Aim of the exercise » Retrieve all lines below that have the string "text".

** Opening Exercise data block **

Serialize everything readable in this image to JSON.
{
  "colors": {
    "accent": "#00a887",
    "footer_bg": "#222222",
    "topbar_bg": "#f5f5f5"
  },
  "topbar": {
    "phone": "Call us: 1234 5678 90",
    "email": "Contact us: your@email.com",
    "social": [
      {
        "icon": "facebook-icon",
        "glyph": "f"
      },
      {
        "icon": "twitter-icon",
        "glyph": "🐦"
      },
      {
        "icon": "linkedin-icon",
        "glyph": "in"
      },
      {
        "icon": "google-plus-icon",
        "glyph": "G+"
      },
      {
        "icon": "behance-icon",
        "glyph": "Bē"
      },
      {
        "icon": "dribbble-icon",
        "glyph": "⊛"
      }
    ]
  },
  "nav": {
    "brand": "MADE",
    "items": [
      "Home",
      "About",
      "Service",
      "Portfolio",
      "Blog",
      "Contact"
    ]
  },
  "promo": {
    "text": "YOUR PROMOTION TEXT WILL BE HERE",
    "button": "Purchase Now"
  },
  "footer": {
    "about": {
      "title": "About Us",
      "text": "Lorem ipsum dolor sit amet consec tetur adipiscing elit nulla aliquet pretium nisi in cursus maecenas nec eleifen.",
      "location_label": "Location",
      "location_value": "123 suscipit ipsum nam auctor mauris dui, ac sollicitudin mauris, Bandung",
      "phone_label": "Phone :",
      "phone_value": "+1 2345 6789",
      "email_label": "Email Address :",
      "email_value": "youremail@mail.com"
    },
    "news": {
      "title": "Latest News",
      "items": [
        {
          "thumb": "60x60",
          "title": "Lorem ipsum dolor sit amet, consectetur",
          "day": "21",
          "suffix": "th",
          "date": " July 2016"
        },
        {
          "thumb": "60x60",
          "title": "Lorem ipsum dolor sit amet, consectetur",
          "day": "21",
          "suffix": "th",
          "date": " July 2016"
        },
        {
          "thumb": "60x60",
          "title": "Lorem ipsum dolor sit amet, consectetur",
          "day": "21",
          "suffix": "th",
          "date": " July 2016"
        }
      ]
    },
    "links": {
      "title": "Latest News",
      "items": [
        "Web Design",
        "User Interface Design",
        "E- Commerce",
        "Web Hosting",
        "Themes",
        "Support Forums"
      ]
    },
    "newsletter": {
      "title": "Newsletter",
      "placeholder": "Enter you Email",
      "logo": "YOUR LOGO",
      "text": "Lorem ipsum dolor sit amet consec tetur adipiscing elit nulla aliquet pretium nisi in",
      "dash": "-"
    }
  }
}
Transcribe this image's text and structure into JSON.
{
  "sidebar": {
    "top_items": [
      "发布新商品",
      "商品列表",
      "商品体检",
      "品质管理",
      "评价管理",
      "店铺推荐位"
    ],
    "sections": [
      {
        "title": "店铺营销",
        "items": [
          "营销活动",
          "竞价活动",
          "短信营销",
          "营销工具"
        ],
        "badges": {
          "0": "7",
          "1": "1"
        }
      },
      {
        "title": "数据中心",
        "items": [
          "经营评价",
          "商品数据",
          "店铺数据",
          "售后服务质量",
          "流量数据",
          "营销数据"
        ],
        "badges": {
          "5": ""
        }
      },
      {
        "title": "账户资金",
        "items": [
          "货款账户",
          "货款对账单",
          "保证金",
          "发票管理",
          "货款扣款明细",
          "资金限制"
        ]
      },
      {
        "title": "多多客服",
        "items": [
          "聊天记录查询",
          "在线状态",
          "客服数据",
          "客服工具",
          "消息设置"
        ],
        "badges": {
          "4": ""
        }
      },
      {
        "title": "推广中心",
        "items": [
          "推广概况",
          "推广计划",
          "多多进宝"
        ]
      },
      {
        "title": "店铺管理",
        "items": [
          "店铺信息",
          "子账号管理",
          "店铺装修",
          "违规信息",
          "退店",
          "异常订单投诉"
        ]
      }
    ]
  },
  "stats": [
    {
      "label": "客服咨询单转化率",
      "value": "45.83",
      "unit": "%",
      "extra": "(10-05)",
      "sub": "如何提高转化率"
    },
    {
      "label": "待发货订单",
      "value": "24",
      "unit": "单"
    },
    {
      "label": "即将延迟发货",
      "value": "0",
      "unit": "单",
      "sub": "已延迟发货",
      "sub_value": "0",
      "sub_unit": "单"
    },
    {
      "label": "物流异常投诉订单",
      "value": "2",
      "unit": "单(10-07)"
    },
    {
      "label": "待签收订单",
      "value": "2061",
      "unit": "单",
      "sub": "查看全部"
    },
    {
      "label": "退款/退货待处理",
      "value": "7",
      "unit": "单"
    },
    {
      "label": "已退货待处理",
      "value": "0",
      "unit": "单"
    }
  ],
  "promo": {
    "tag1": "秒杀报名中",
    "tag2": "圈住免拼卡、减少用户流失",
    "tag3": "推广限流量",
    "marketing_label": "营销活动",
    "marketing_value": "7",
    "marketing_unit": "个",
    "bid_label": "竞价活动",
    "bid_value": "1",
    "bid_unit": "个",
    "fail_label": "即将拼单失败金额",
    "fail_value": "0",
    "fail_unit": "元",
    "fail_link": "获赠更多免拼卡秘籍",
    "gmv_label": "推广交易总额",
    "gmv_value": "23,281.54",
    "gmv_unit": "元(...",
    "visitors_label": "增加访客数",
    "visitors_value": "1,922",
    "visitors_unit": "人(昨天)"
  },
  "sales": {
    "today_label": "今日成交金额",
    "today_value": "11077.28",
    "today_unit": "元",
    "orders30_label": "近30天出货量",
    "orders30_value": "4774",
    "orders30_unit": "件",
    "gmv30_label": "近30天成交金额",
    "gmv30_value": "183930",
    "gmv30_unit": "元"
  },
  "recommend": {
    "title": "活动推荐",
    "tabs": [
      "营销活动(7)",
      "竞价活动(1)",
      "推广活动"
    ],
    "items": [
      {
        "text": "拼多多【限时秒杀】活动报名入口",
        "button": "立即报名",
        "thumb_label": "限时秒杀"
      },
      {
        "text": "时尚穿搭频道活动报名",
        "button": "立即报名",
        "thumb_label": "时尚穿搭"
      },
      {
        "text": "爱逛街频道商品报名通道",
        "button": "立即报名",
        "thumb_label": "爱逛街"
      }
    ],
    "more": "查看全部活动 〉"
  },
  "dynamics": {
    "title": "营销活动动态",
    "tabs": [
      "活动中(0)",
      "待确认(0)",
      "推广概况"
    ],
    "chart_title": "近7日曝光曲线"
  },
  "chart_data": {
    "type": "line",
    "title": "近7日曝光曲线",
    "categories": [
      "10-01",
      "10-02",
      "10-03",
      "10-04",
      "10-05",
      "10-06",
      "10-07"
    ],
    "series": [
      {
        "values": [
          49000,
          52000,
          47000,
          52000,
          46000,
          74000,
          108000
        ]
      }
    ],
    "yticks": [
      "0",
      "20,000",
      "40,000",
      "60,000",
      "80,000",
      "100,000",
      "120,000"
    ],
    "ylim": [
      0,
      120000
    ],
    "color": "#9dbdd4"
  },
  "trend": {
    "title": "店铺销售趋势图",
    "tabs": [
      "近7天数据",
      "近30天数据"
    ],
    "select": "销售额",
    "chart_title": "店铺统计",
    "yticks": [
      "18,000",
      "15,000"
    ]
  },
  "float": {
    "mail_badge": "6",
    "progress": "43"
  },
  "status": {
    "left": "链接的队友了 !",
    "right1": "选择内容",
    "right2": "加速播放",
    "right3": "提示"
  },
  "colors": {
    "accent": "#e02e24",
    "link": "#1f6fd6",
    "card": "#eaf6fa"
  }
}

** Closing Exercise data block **

Output for this exercise »
    "text": "YOUR PROMOTION TEXT WILL BE HERE",
      "text": "Lorem ipsum dolor sit amet consec tetur adipiscing elit nulla aliquet pretium nisi in cursus maecenas nec eleifen.",
      "text": "Lorem ipsum dolor sit amet consec tetur adipiscing elit nulla aliquet pretium nisi in",
Transcribe this image's text and structure into JSON.
        "text": "拼多多【限时秒杀】活动报名入口",
        "text": "时尚穿搭频道活动报名",
        "text": "爱逛街频道商品报名通道",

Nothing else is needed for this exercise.